  3. In the study by Moore et al in 2010 ,metformin and glyburide therapies are compared. In this study, the patients on metformin required additional insulin for blood sugar control. A comparative study on metformin therapy versus insulin has been conducted
  4. by Balsells in 2015 . In this study, metformin therapy is associated with lesser maternal weight gain and lesser pregnancy-induced hypertension. But the foetal effects are increased preterm deliveries, lower age of the foetus at delivery and decreased incidence of neonatal hypo glycemia with metformin usage.
  5. Supplemental insulin for glucose control is needed in 33.8% of the patients.


Insulin therapy is considered as the best therapy for the glycemic control in patients with GDM. As it is expensive and needs motivation by the patient, the oral hypoglycemic drugs like glyburide and metformin are tried as therapy. Both the oral drugs when used may need additional insulin therapy for optimum control.

Metformin is used with caution as it crosses the placenta and the long-term effects on the foetus are not clear. Glyburide is associated with a higher chance of neonatal hypo glycemia. Both the oral drugs are less effective if the fasting blood glucose levels are high at diagnosis or if GDM is diagnosed before 26 weeks of pregnancy.The above factors need to be considered before the initiation of therapy in patients with GDM.

Click here to see references


Disclaimer- The views and opinions expressed in this article are those of the author's and do not necessarily reflect the official policy or position of M3 India. Dr Komal Chavan is a Medical Director and Senior Consultant from Mumbai.

Only Doctors with an M3 India account can read this article. Sign up for free or login with your existing account.
4 reasons why Doctors love M3 India
  • Exclusive Write-ups & Webinars by KOLs

  • Nonloggedininfinity icon
    Daily Quiz by specialty
  • Nonloggedinlock icon
    Paid Market Research Surveys
  • Case discussions, News & Journals' summaries
Sign-up / Log In
M3 app logo
Choose easy access to M3 India from your mobile!

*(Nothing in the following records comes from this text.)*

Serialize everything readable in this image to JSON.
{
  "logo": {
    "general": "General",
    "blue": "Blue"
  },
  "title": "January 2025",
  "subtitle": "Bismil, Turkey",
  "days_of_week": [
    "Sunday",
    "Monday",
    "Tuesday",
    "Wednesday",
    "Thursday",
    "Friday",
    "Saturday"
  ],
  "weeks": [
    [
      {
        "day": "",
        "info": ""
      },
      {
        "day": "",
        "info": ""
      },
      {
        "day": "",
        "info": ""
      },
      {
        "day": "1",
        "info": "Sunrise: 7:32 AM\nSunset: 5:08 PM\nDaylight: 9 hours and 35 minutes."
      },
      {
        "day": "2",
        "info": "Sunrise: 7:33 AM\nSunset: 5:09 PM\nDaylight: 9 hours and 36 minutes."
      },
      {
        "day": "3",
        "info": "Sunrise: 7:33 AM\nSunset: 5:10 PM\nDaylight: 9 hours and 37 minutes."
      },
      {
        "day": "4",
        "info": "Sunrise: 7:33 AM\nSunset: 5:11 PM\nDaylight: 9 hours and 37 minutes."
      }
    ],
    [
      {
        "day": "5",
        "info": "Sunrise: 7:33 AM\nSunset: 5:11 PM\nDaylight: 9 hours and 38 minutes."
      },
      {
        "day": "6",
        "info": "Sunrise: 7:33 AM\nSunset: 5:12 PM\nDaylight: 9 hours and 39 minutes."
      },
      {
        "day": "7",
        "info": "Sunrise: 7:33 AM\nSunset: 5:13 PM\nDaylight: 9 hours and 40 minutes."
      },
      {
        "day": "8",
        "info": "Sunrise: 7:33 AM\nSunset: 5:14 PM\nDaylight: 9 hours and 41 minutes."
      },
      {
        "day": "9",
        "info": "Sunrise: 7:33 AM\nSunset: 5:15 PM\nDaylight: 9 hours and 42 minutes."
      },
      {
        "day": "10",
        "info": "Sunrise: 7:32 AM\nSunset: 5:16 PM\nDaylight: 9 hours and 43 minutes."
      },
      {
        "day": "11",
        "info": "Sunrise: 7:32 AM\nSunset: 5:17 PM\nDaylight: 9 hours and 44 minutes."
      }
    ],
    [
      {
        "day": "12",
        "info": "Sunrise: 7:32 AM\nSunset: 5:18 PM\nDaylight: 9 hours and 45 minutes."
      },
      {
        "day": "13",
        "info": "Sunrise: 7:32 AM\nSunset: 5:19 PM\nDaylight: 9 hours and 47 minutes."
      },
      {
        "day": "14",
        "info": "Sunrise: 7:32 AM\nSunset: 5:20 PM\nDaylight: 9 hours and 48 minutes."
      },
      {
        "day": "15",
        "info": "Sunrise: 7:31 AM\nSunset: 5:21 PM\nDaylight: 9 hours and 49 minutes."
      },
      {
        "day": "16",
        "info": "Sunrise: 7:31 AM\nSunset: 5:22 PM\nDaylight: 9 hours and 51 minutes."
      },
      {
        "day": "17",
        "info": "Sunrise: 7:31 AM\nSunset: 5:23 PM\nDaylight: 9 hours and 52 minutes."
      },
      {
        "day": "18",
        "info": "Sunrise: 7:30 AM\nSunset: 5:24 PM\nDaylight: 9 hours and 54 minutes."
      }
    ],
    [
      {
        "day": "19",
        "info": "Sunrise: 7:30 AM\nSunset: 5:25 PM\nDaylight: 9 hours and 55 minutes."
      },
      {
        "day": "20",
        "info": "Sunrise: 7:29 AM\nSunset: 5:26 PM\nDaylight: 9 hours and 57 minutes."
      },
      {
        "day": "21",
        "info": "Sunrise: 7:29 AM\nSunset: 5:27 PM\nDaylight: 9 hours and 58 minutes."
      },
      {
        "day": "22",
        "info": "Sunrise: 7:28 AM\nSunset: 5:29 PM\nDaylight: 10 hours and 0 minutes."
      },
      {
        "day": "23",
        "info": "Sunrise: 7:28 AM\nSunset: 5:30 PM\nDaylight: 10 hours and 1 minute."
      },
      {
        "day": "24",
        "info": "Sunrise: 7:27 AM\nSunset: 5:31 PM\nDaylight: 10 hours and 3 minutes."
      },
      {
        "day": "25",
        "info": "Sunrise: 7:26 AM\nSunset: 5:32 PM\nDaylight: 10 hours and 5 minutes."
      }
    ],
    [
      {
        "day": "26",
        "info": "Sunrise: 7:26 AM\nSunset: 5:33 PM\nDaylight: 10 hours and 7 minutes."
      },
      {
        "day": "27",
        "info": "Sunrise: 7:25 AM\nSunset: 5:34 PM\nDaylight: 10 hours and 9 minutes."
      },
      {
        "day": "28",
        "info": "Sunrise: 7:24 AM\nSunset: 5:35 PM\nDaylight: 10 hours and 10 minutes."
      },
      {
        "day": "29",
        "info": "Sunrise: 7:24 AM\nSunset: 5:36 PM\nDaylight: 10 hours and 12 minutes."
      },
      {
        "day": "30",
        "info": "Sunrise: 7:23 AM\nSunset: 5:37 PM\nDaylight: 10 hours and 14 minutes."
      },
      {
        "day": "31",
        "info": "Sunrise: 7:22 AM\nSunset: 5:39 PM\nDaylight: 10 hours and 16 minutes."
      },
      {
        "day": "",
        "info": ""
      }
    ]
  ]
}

M3 instruc arrow
Add M3 India to your Home screen
Tap  Chrome menu  and select "Add to Home screen" to pin the M3 India App to your Home screen